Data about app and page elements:
********
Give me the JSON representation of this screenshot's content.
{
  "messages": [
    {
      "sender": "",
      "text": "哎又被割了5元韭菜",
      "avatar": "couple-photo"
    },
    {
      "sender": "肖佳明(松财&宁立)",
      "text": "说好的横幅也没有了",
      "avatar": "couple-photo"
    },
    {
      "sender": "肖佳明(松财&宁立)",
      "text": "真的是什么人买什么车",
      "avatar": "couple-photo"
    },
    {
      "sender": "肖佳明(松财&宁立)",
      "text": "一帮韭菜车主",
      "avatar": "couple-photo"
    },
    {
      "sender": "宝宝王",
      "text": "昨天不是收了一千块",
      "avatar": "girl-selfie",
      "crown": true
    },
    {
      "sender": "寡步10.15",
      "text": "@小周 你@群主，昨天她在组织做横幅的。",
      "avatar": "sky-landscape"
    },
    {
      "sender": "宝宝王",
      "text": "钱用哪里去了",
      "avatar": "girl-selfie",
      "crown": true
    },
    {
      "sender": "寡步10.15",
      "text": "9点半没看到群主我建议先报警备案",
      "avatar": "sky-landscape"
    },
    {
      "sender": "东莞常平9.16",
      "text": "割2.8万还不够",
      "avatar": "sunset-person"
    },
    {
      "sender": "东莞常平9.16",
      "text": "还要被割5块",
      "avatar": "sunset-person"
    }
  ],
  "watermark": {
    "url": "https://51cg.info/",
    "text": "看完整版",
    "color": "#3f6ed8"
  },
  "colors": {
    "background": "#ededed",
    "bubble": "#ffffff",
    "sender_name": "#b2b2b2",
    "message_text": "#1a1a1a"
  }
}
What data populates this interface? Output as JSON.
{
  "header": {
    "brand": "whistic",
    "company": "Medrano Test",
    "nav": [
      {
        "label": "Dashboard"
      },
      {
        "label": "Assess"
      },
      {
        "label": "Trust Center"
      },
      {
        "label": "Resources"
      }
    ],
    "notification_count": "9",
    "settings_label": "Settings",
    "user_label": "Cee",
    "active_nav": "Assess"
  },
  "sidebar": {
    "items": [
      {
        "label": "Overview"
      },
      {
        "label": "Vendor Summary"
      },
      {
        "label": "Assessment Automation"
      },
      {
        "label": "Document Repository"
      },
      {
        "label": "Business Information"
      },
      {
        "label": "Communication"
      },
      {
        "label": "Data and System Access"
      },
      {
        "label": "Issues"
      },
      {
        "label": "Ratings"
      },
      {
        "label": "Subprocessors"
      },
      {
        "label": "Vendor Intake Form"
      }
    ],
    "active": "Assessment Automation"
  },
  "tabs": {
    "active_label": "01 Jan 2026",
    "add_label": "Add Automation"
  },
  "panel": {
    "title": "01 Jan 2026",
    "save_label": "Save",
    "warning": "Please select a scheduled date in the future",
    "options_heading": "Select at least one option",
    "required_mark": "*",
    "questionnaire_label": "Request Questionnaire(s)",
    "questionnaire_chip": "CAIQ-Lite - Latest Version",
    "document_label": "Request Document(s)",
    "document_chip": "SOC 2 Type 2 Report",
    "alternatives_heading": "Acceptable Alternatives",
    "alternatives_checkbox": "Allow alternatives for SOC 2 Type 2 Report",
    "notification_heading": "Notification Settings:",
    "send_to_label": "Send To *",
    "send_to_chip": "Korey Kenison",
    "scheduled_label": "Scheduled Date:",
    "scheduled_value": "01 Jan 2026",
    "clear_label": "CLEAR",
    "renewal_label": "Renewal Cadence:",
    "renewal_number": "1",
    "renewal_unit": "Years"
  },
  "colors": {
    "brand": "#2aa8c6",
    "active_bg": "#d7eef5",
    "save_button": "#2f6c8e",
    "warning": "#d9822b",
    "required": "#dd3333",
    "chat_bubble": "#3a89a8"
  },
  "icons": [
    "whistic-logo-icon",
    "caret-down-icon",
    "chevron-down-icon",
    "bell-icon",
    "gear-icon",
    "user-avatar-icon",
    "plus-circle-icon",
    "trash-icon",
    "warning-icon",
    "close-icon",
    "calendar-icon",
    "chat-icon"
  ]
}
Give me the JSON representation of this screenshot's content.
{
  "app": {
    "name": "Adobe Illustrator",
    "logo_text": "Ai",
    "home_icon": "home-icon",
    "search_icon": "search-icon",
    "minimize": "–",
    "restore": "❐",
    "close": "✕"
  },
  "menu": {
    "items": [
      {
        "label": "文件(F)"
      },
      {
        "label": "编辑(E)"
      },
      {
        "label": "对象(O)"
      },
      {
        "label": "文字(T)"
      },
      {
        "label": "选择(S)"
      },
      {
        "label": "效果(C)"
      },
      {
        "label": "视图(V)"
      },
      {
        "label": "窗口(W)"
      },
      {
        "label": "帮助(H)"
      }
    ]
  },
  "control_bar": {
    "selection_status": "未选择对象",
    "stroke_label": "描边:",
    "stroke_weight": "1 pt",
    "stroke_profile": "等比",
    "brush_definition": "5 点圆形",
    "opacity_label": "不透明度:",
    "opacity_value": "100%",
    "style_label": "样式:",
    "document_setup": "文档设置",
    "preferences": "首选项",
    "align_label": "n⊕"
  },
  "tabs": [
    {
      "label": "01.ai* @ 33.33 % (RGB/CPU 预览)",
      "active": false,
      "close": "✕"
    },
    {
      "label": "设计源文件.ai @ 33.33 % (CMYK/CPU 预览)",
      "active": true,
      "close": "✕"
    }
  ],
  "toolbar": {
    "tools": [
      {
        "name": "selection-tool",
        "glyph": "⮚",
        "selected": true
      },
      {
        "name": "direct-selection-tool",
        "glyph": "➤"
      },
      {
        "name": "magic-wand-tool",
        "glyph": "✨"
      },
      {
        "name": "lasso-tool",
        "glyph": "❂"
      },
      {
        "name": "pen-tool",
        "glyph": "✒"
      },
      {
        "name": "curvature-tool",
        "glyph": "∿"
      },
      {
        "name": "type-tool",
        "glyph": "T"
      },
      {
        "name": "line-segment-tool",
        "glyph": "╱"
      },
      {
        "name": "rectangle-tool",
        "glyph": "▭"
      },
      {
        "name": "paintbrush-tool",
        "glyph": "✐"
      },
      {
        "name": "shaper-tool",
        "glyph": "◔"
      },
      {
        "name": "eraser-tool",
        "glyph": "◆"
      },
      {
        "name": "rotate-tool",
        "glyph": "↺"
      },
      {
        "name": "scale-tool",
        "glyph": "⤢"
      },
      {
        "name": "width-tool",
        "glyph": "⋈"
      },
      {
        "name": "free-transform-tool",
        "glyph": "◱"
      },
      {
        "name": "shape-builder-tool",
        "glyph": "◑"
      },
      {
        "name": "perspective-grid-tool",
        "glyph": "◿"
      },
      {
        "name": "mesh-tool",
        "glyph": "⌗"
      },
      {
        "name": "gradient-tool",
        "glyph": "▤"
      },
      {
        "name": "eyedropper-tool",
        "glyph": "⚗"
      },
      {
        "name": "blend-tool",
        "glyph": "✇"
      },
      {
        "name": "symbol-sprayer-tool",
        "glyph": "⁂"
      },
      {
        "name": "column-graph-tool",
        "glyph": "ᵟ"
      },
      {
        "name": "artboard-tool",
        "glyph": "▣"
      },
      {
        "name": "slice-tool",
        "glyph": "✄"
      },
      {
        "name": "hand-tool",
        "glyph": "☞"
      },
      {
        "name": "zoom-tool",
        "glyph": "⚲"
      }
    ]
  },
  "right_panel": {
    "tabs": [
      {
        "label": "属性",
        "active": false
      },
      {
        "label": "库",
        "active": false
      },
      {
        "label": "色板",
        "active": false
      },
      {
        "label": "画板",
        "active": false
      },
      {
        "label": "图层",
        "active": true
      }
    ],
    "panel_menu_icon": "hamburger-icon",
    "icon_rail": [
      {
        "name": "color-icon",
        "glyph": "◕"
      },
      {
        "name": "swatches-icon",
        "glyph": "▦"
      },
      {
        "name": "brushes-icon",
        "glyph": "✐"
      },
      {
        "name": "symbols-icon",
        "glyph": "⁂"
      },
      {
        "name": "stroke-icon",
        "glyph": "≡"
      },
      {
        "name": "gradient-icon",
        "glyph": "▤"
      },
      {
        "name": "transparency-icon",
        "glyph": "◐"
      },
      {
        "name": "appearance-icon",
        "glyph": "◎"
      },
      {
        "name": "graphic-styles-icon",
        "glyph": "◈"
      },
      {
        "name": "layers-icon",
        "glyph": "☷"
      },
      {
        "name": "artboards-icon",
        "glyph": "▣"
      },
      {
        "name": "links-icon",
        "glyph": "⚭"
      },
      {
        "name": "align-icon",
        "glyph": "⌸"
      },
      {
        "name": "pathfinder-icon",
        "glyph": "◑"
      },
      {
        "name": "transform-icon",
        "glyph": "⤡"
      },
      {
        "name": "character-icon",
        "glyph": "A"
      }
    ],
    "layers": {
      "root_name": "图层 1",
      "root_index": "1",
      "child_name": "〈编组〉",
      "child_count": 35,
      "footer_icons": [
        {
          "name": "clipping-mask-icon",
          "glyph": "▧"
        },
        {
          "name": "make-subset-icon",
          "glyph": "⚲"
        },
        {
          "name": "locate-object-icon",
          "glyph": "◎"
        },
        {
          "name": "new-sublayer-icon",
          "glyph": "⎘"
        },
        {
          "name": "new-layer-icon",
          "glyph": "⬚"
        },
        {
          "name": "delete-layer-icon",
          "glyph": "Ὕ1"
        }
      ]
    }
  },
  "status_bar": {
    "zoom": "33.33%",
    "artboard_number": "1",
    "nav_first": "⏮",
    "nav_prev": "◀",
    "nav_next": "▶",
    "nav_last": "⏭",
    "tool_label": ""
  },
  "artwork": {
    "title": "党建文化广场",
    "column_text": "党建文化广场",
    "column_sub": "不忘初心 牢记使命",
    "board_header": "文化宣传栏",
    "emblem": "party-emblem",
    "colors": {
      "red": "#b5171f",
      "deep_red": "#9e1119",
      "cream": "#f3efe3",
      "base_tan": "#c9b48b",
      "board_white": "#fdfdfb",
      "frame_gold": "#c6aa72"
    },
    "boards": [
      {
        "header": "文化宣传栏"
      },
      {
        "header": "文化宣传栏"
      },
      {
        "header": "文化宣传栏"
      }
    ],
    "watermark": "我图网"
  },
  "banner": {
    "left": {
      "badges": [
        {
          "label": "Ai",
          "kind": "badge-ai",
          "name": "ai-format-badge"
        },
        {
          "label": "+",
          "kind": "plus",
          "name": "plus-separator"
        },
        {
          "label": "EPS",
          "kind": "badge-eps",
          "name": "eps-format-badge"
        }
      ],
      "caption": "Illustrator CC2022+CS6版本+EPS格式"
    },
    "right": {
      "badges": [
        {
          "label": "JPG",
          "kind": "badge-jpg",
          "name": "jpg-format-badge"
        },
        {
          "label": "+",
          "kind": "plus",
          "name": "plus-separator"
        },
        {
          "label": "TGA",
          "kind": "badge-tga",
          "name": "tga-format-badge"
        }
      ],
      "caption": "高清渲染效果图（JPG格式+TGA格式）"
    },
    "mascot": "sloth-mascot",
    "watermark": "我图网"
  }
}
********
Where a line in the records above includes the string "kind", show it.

          "kind": "badge-ai",
          "kind": "plus",
          "kind": "badge-eps",
          "kind": "badge-jpg",
          "kind": "plus",
          "kind": "badge-tga",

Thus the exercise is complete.